%%
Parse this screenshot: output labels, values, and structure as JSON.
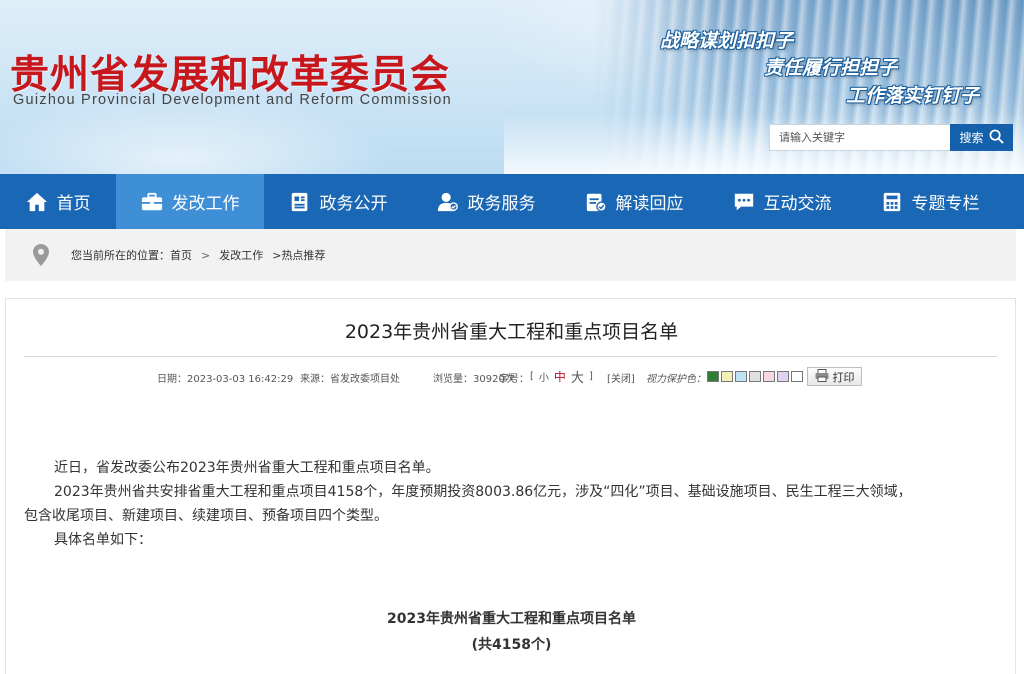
{
  "header": {
    "org_name_cn": "贵州省发展和改革委员会",
    "org_name_en": "Guizhou Provincial Development and Reform Commission",
    "slogans": [
      "战略谋划扣扣子",
      "责任履行担担子",
      "工作落实钉钉子"
    ],
    "search": {
      "placeholder": "请输入关键字",
      "button_label": "搜索"
    }
  },
  "nav": {
    "items": [
      {
        "label": "首页",
        "icon": "home-icon"
      },
      {
        "label": "发改工作",
        "icon": "briefcase-icon",
        "active": true
      },
      {
        "label": "政务公开",
        "icon": "document-icon"
      },
      {
        "label": "政务服务",
        "icon": "user-service-icon"
      },
      {
        "label": "解读回应",
        "icon": "clipboard-check-icon"
      },
      {
        "label": "互动交流",
        "icon": "chat-icon"
      },
      {
        "label": "专题专栏",
        "icon": "calculator-icon"
      }
    ]
  },
  "breadcrumb": {
    "prefix": "您当前所在的位置：",
    "items": [
      "首页",
      "发改工作",
      "热点推荐"
    ],
    "separator": ">",
    "last_prefix": ">"
  },
  "article": {
    "title": "2023年贵州省重大工程和重点项目名单",
    "meta": {
      "date": "日期：2023-03-03 16:42:29",
      "source": "来源：省发改委项目处",
      "views": "浏览量：30920次",
      "font_size_label": "字号：",
      "font_size_bracket_open": "[",
      "font_size_small": "小",
      "font_size_medium": "中",
      "font_size_large": "大",
      "font_size_bracket_close": "]",
      "close_label": "[关闭]",
      "vision_label": "视力保护色：",
      "vision_colors": [
        "#2e7d32",
        "#f3f0b5",
        "#bfe3f5",
        "#e0e0e0",
        "#f6d7e4",
        "#e1d3f0",
        "#ffffff"
      ],
      "print_label": "打印"
    },
    "paragraphs": [
      "近日，省发改委公布2023年贵州省重大工程和重点项目名单。",
      "2023年贵州省共安排省重大工程和重点项目4158个，年度预期投资8003.86亿元，涉及“四化”项目、基础设施项目、民生工程三大领域，",
      "包含收尾项目、新建项目、续建项目、预备项目四个类型。",
      "具体名单如下："
    ],
    "list_title": "2023年贵州省重大工程和重点项目名单",
    "list_count": "(共4158个)"
  },
  "colors": {
    "nav_bg": "#1a67b5",
    "nav_active": "#3f8fd6",
    "brand_red": "#c8161d",
    "search_button": "#1560ab"
  }
}
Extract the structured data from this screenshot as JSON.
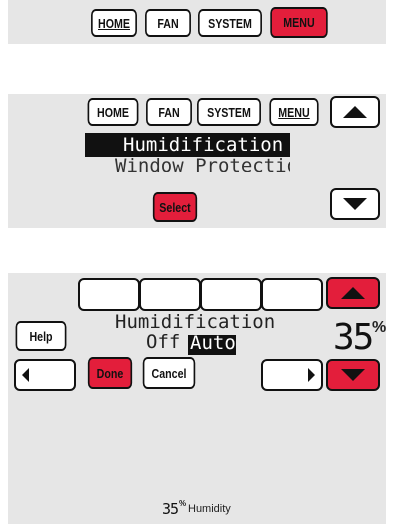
{
  "top_bar": {
    "home": "HOME",
    "fan": "FAN",
    "system": "SYSTEM",
    "menu": "MENU"
  },
  "menu_screen": {
    "tabs": {
      "home": "HOME",
      "fan": "FAN",
      "system": "SYSTEM",
      "menu": "MENU"
    },
    "selected_item": "Humidification",
    "next_item": "Window Protection",
    "select_label": "Select"
  },
  "humid_screen": {
    "help_label": "Help",
    "title": "Humidification",
    "option_off": "Off",
    "option_auto": "Auto",
    "setpoint_value": "35",
    "setpoint_unit": "%",
    "done_label": "Done",
    "cancel_label": "Cancel",
    "status_value": "35",
    "status_unit": "%",
    "status_label": "Humidity"
  },
  "colors": {
    "accent_red": "#e31e3b",
    "panel_gray": "#e6e6e6"
  }
}
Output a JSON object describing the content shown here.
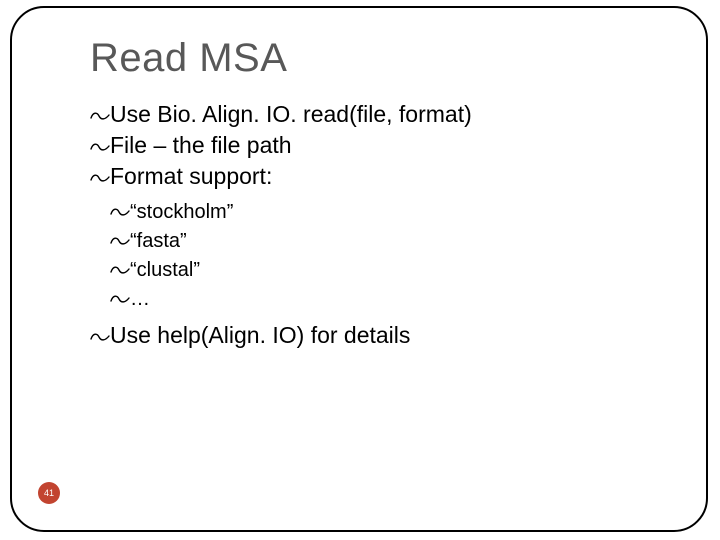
{
  "slide": {
    "title": "Read MSA",
    "bullet_glyph": "་",
    "items_l1_a": [
      "Use Bio. Align. IO. read(file, format)",
      "File – the file path",
      "Format support:"
    ],
    "items_l2": [
      "“stockholm”",
      "“fasta”",
      "“clustal”",
      "…"
    ],
    "items_l1_b": [
      "Use help(Align. IO) for details"
    ],
    "page_number": "41"
  }
}
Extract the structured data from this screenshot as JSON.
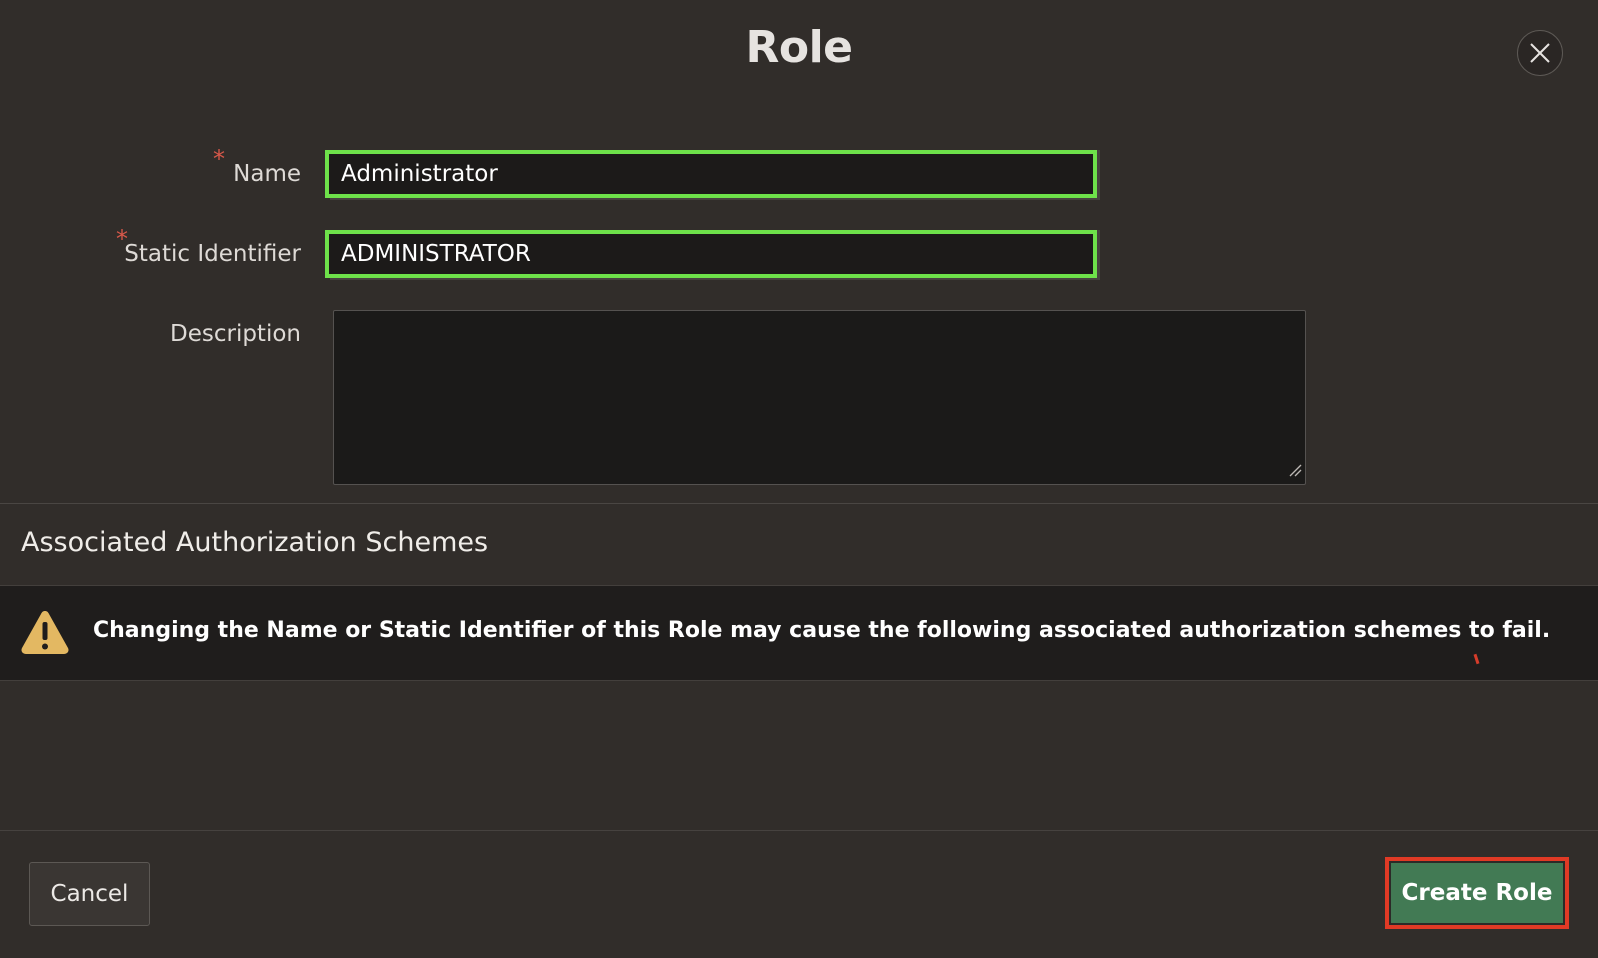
{
  "dialog": {
    "title": "Role",
    "close_icon": "close-icon"
  },
  "form": {
    "name": {
      "label": "Name",
      "required_marker": "*",
      "value": "Administrator"
    },
    "static_identifier": {
      "label": "Static Identifier",
      "required_marker": "*",
      "value": "ADMINISTRATOR"
    },
    "description": {
      "label": "Description",
      "value": ""
    }
  },
  "schemes": {
    "heading": "Associated Authorization Schemes",
    "alert_icon": "warning-icon",
    "alert_text": "Changing the Name or Static Identifier of this Role may cause the following associated authorization schemes to fail."
  },
  "footer": {
    "cancel_label": "Cancel",
    "create_label": "Create Role"
  },
  "colors": {
    "background": "#312d2a",
    "input_focus_border": "#6ee14a",
    "required_marker": "#d8584a",
    "warning": "#e3b862",
    "primary_button": "#427a54",
    "highlight_border": "#e03a25"
  }
}
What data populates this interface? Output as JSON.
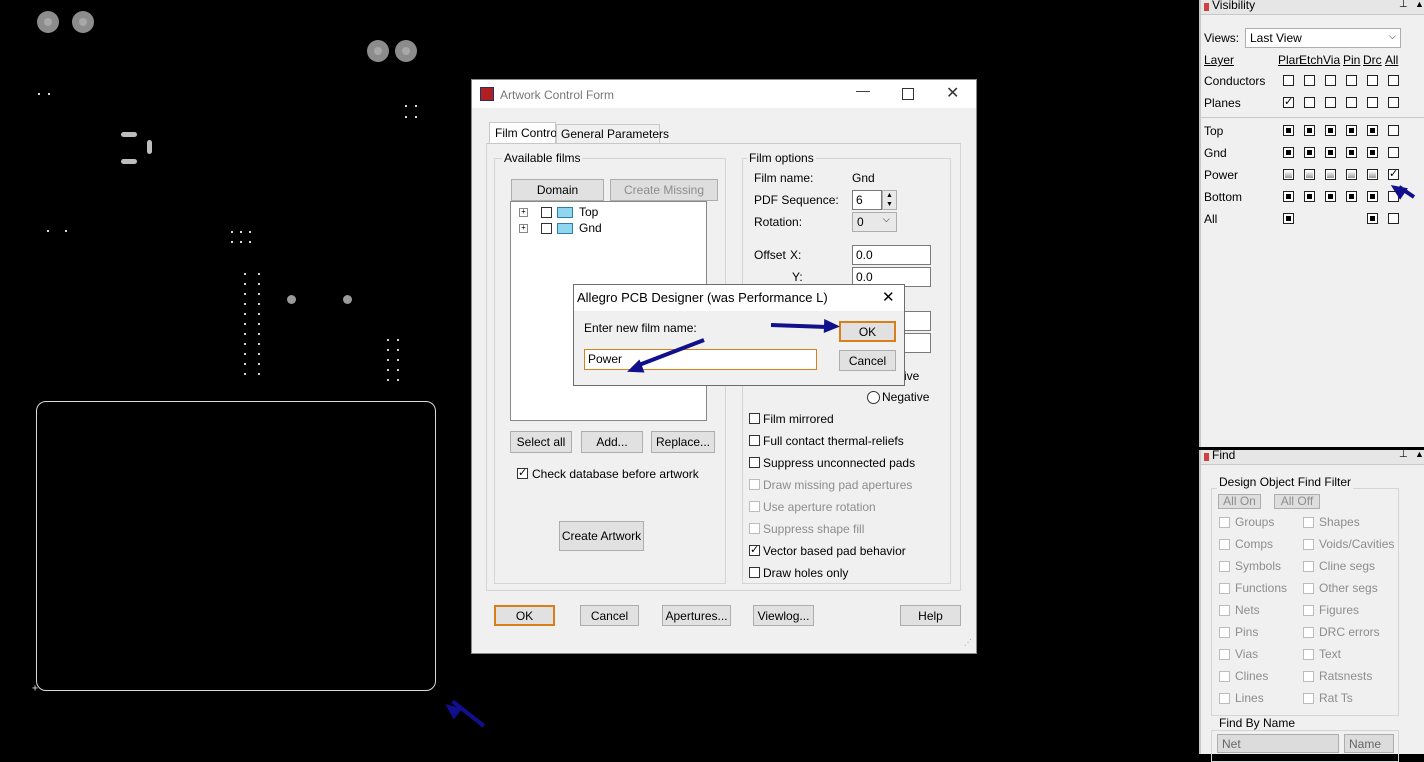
{
  "artwork_form": {
    "title": "Artwork Control Form",
    "tabs": [
      "Film Control",
      "General Parameters"
    ],
    "available_films": {
      "group_label": "Available films",
      "domain_selection": "Domain Selection",
      "create_missing": "Create Missing Films",
      "films": [
        "Top",
        "Gnd"
      ],
      "select_all": "Select all",
      "add": "Add...",
      "replace": "Replace...",
      "check_db": "Check database before artwork",
      "create_artwork": "Create Artwork"
    },
    "film_options": {
      "group_label": "Film options",
      "film_name_label": "Film name:",
      "film_name_value": "Gnd",
      "pdf_seq_label": "PDF Sequence:",
      "pdf_seq_value": "6",
      "rotation_label": "Rotation:",
      "rotation_value": "0",
      "offset_label": "Offset",
      "x_label": "X:",
      "x_value": "0.0",
      "y_label": "Y:",
      "y_value": "0.0",
      "positive_partial": "ive",
      "negative": "Negative",
      "options": [
        {
          "label": "Film mirrored",
          "checked": false,
          "enabled": true
        },
        {
          "label": "Full contact thermal-reliefs",
          "checked": false,
          "enabled": true
        },
        {
          "label": "Suppress unconnected pads",
          "checked": false,
          "enabled": true
        },
        {
          "label": "Draw missing pad apertures",
          "checked": false,
          "enabled": false
        },
        {
          "label": "Use aperture rotation",
          "checked": false,
          "enabled": false
        },
        {
          "label": "Suppress shape fill",
          "checked": false,
          "enabled": false
        },
        {
          "label": "Vector based pad behavior",
          "checked": true,
          "enabled": true
        },
        {
          "label": "Draw holes only",
          "checked": false,
          "enabled": true
        }
      ]
    },
    "buttons": {
      "ok": "OK",
      "cancel": "Cancel",
      "apertures": "Apertures...",
      "viewlog": "Viewlog...",
      "help": "Help"
    }
  },
  "name_dialog": {
    "title": "Allegro PCB Designer (was Performance L)",
    "prompt": "Enter new film name:",
    "value": "Power",
    "ok": "OK",
    "cancel": "Cancel"
  },
  "visibility": {
    "title": "Visibility",
    "views_label": "Views:",
    "views_value": "Last View",
    "headers": [
      "Layer",
      "Plan",
      "Etch",
      "Via",
      "Pin",
      "Drc",
      "All"
    ],
    "groups": [
      {
        "name": "Conductors",
        "states": [
          "empty",
          "empty",
          "empty",
          "empty",
          "empty",
          "empty"
        ]
      },
      {
        "name": "Planes",
        "states": [
          "tick",
          "empty",
          "empty",
          "empty",
          "empty",
          "empty"
        ]
      }
    ],
    "layers": [
      {
        "name": "Top",
        "states": [
          "fill",
          "fill",
          "fill",
          "fill",
          "fill",
          "empty"
        ]
      },
      {
        "name": "Gnd",
        "states": [
          "fill",
          "fill",
          "fill",
          "fill",
          "fill",
          "empty"
        ]
      },
      {
        "name": "Power",
        "states": [
          "grey",
          "grey",
          "grey",
          "grey",
          "grey",
          "tick"
        ]
      },
      {
        "name": "Bottom",
        "states": [
          "fill",
          "fill",
          "fill",
          "fill",
          "fill",
          "empty"
        ]
      },
      {
        "name": "All",
        "states": [
          "fill",
          "none",
          "none",
          "none",
          "fill",
          "empty"
        ]
      }
    ]
  },
  "find": {
    "title": "Find",
    "filter_label": "Design Object Find Filter",
    "all_on": "All On",
    "all_off": "All Off",
    "left_items": [
      "Groups",
      "Comps",
      "Symbols",
      "Functions",
      "Nets",
      "Pins",
      "Vias",
      "Clines",
      "Lines"
    ],
    "right_items": [
      "Shapes",
      "Voids/Cavities",
      "Cline segs",
      "Other segs",
      "Figures",
      "DRC errors",
      "Text",
      "Ratsnests",
      "Rat Ts"
    ],
    "find_by_name": "Find By Name",
    "type_value": "Net",
    "mode_value": "Name"
  }
}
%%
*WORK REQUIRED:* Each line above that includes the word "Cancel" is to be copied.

*TASK RESPONSE:*
    "cancel_label": "Cancel",
    "cancel_label": "Cancel",
      "cancel": "Cancel",
    "cancel": "Cancel"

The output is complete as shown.